Last week in this page, Adam Sapers wrote a letter to the editor: “US, Israel relations should not be forgotten, diminished” where he emphasized the mutual relationship the two countries had. Having gone into depth about the benefits America gets from Israeli’s military technology, it was surprising that he never mentioned Israel’s human rights violations of the Palestinians.
Since it began occupying the West Bank in 1967, Israel has built its own settlements on the conquered land. This is in direct violation of Article 49 of the 4th Geneva Convention, and as Human Rights Watch has pointed out, “while Israeli troops protect the settlers from armed Palestinian groups, there is little protection for Palestinians from the settlers’ marauding militias and gangs, which have terrorized the local population, destroying their crops, uprooting their trees and throwing stones at their houses and schools.”
In fact, according to B’Tselem, the leading Israeli human rights organization, the road system Israel operates for the settler population in the West Bank “bears striking similarities to the racist apartheid regime that existed in South Africa.”
In calling Israel an apartheid state, B’Tselem joins Desmond Tutu and Neslon Mandela, the two most famous activists against South African apartheid, as well as John Dugard, the UN Special Rapporteur in Palestine (who also grew up in South Africa). When we support Israel, we are also guilty of apartheid.

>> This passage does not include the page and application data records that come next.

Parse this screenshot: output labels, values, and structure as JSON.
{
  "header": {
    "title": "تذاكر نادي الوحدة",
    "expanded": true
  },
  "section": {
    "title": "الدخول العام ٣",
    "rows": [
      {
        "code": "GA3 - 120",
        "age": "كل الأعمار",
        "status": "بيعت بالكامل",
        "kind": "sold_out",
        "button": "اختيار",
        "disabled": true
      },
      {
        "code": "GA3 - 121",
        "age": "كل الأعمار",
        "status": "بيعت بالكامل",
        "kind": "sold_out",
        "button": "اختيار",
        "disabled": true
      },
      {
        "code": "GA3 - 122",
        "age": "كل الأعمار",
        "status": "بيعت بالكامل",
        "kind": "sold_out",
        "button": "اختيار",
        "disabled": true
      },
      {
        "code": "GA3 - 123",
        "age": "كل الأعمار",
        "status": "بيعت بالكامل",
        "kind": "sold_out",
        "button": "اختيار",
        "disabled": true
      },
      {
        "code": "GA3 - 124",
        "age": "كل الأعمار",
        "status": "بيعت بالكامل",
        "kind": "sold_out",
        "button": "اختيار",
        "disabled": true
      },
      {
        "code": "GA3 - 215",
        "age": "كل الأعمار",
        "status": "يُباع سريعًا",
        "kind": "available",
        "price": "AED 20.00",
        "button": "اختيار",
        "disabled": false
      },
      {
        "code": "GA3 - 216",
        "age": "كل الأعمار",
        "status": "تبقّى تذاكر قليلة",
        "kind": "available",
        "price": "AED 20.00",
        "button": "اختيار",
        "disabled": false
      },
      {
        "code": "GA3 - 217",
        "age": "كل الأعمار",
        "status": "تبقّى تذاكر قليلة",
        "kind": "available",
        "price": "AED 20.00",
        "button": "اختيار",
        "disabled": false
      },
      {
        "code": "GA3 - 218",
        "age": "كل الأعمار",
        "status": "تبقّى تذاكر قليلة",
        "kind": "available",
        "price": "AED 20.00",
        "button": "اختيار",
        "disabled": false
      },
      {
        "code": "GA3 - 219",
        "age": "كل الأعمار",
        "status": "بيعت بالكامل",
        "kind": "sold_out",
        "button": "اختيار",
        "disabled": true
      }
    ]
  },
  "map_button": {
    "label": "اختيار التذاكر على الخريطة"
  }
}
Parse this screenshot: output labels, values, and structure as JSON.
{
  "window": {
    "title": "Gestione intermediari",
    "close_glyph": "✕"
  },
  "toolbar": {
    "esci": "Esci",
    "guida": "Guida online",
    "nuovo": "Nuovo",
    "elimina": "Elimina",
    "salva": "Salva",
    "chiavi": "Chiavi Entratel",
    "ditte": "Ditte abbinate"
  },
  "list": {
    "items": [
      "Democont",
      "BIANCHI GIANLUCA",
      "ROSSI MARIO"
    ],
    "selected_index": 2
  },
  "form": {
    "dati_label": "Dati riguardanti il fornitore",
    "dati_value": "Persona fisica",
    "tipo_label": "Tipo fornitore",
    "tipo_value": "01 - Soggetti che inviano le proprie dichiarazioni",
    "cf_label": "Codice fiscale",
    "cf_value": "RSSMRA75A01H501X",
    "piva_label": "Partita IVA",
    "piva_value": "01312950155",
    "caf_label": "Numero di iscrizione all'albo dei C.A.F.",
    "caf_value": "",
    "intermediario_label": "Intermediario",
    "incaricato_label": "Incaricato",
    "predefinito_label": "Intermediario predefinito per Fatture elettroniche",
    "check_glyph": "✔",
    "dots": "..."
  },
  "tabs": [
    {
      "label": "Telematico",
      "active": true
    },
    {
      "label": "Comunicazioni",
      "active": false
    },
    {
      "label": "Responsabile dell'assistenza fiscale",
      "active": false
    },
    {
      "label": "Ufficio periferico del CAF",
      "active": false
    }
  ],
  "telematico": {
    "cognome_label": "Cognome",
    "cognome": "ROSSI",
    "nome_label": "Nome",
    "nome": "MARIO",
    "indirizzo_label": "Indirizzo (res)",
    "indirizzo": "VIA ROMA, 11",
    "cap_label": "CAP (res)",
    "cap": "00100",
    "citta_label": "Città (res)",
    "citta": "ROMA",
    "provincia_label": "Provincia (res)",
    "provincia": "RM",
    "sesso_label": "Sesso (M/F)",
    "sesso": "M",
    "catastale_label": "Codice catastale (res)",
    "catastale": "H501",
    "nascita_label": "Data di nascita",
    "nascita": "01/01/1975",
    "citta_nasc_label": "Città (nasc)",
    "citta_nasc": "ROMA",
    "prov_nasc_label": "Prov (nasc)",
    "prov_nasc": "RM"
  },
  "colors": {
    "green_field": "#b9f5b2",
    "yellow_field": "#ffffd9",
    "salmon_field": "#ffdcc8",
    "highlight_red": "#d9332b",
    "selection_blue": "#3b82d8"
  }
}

For the past five years, Israel has effectively maintained a siege of the Gaza Strip, blocking a laundry list of basic necessities the people there need to have a dignified existence. For example, the UN Office for the Coordination of Humanitarian Affairs (OCHA) reported: “Because of the ongoing restrictions on the import of building materials, only a small minority of the 40,000 housing units, needed to meet natural population growth and the loss of homes during the ‘Cast Lead’ offensive, could be actually constructed” and Save the Children said “many basic food items and medical supplies have been prevented from entering Gaza.” When we aid Israel, we are complicit in letting this happen, leaving 1.7 million people isolated from the rest of the world and with no chance to rebuild their homes or lives.

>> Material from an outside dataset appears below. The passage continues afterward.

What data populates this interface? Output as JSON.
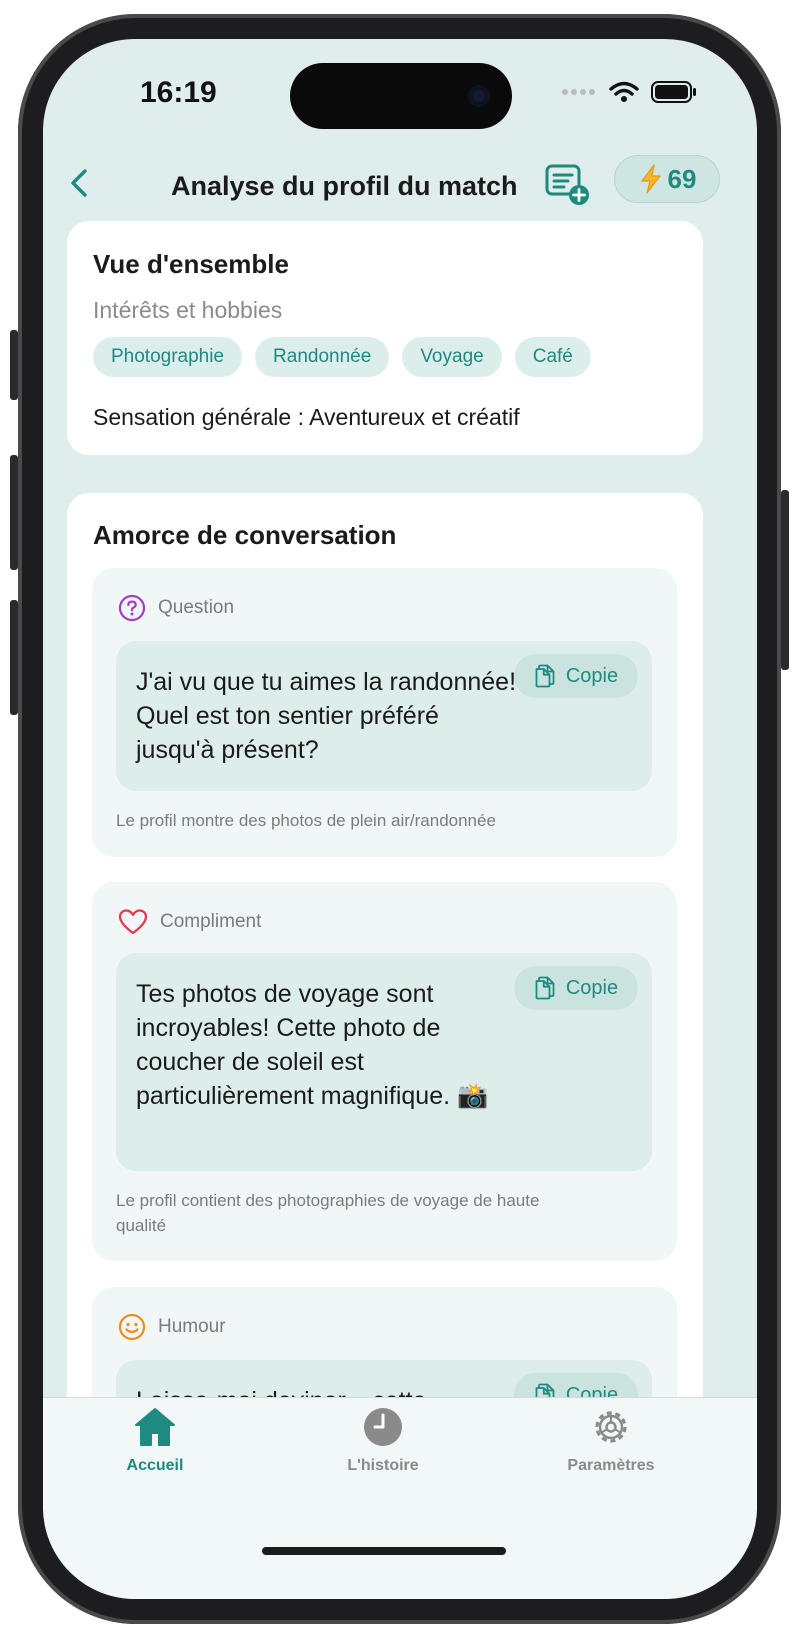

Every single year, the UN General Assembly passes a resolution called “Peaceful settlement of the question of Palestine”, and every single year since 2006, it has passed with no less than 157 countries voting in favor, and the same 7 countries voting against: the US, Israel, Australia, Micronesia, Palau, Nauru, and the Marshall Islands.
Every single year, the rest of the world affirms “the illegality of the Israeli settlements in the Palestinian territory occupied since 1967, including East Jerusalem” and recalls the “obligation upon Israel to freeze settlement activity, including so-called ‘natural growth’, and to dismantle all settlement outposts erected since March 2001.”
Every single year, the US and Israel are deaf to the 157 or more countries who express “grave concern, in particular, over the crisis in the Gaza Strip as a result of the continuing prolonged Israeli closures and severe economic and movement restrictions that in effect amount to a blockade.”
Only Security Council resolutions are legally binding, and since the US routinely vetoes them, last year it effectively blocked the wishes of 167 countries that stressed the need for “The withdrawal of Israel from the Palestinian territory occupied since 1967, including East Jerusalem.”
Every single year, we give $3.1 billion in military aid to Israel, so it can continue its 45-year occupation, subsidize its settlements, and launch more airstrikes on Gaza.
And every single second, we can stand up and change that.
-Morgan Sinclair is a freshman Biology Major